Prompt |
Your answer should consist of the lines below that hold the word "Daniel".

Given records |
══════

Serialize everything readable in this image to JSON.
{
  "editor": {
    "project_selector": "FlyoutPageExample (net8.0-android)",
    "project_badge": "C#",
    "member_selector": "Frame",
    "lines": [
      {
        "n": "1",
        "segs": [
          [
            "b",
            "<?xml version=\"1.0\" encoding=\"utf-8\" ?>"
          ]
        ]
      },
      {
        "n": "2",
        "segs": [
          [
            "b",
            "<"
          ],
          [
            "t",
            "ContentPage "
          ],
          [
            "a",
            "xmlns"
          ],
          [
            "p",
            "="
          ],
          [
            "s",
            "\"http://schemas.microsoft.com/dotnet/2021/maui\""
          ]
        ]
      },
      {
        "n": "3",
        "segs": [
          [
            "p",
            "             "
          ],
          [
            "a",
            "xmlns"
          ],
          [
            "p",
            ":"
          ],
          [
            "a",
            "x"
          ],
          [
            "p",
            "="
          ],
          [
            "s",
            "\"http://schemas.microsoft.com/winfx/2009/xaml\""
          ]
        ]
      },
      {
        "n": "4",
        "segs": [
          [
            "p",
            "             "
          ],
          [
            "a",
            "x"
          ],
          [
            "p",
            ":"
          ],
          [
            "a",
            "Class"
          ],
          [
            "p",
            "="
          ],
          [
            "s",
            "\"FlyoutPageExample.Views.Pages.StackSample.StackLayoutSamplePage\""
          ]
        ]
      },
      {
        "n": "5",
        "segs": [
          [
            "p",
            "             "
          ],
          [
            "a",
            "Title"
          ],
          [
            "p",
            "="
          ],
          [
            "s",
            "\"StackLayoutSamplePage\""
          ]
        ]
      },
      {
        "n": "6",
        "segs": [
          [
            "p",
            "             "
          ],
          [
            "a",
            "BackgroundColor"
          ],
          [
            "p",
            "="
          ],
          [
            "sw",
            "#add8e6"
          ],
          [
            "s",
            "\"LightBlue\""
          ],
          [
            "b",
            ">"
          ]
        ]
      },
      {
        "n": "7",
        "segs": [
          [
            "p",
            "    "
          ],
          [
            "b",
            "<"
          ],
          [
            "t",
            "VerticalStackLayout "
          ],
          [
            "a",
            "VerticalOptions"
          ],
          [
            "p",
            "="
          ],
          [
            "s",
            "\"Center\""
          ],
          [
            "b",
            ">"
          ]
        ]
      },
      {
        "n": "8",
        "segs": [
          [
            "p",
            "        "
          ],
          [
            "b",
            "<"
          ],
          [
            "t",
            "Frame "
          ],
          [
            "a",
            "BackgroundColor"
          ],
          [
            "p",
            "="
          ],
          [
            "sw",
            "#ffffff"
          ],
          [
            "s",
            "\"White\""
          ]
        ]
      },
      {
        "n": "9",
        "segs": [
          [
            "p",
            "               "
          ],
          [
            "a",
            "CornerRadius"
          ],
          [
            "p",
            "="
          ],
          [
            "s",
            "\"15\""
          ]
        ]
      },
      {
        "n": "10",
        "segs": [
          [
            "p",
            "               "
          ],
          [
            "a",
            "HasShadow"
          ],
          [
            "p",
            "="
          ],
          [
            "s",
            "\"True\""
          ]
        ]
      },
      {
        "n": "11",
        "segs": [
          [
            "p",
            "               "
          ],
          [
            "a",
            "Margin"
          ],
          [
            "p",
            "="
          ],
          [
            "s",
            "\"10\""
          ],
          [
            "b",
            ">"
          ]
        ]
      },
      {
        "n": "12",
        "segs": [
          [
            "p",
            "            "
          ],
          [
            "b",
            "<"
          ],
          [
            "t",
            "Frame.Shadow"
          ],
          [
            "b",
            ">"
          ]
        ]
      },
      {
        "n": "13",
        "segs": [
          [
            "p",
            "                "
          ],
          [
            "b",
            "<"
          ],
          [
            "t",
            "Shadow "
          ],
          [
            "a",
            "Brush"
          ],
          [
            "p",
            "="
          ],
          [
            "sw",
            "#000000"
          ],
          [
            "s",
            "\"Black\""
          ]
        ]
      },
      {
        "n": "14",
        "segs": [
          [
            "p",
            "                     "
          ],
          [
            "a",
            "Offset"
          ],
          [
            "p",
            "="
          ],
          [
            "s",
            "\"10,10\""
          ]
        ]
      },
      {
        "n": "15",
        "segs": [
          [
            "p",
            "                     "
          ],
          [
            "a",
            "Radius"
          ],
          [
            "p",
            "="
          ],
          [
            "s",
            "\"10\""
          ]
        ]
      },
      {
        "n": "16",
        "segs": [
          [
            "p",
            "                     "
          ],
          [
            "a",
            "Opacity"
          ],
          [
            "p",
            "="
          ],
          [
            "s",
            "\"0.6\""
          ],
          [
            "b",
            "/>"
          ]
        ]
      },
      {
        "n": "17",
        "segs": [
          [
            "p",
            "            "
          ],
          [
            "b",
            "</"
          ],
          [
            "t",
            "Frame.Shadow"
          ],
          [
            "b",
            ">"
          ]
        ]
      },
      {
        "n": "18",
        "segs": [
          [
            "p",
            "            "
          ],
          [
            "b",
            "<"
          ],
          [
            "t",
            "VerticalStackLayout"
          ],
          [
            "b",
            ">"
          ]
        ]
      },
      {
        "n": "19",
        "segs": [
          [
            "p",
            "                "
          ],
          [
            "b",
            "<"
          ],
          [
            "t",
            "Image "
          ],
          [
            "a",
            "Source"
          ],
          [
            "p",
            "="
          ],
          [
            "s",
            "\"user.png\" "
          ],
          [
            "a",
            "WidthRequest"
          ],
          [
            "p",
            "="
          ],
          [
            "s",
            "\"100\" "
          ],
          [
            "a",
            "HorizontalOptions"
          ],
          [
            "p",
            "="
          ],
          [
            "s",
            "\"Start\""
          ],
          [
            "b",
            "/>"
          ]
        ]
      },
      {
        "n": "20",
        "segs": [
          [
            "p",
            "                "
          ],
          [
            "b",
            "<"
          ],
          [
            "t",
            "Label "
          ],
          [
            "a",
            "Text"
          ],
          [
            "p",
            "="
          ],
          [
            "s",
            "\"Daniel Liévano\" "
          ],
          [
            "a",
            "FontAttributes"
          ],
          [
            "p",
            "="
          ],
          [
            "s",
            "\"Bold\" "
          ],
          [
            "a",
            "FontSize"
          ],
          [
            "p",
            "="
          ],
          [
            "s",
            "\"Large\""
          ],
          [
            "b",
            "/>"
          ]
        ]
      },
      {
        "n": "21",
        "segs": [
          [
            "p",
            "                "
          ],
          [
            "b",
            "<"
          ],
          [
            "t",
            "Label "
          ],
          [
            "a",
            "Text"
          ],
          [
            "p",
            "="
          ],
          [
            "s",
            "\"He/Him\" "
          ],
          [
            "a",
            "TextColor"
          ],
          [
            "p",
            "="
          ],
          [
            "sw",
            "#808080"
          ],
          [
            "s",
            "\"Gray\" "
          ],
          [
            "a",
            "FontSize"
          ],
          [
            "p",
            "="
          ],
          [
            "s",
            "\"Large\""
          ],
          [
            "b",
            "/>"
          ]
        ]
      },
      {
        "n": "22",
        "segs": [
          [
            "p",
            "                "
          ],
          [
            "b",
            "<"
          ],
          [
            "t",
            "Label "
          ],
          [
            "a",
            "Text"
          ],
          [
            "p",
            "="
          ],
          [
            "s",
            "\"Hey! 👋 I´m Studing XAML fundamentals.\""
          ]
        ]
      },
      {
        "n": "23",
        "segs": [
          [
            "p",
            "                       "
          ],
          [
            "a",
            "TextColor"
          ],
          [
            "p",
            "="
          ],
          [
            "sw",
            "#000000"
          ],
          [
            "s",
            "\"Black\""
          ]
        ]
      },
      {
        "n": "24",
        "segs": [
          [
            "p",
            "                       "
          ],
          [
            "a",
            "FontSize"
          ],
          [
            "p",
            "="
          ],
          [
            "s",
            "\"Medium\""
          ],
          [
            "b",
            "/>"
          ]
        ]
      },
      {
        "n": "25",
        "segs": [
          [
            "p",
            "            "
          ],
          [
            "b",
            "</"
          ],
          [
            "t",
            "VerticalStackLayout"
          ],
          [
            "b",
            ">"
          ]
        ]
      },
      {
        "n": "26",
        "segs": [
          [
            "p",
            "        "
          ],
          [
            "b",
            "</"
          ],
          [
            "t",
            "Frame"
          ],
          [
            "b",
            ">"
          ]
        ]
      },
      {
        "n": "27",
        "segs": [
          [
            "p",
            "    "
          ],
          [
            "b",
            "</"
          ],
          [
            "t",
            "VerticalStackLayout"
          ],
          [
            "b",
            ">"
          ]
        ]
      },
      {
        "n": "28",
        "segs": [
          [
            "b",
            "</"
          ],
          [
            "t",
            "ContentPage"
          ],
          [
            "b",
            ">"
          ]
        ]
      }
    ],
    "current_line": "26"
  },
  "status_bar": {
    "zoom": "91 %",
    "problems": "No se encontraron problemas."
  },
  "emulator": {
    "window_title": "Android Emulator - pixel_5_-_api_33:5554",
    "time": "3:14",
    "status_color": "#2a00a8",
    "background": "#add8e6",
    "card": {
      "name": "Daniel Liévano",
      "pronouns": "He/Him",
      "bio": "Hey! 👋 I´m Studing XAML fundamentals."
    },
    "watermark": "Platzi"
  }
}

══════

Task solution |
            "\"Daniel Liévano\" "
      "name": "Daniel Liévano",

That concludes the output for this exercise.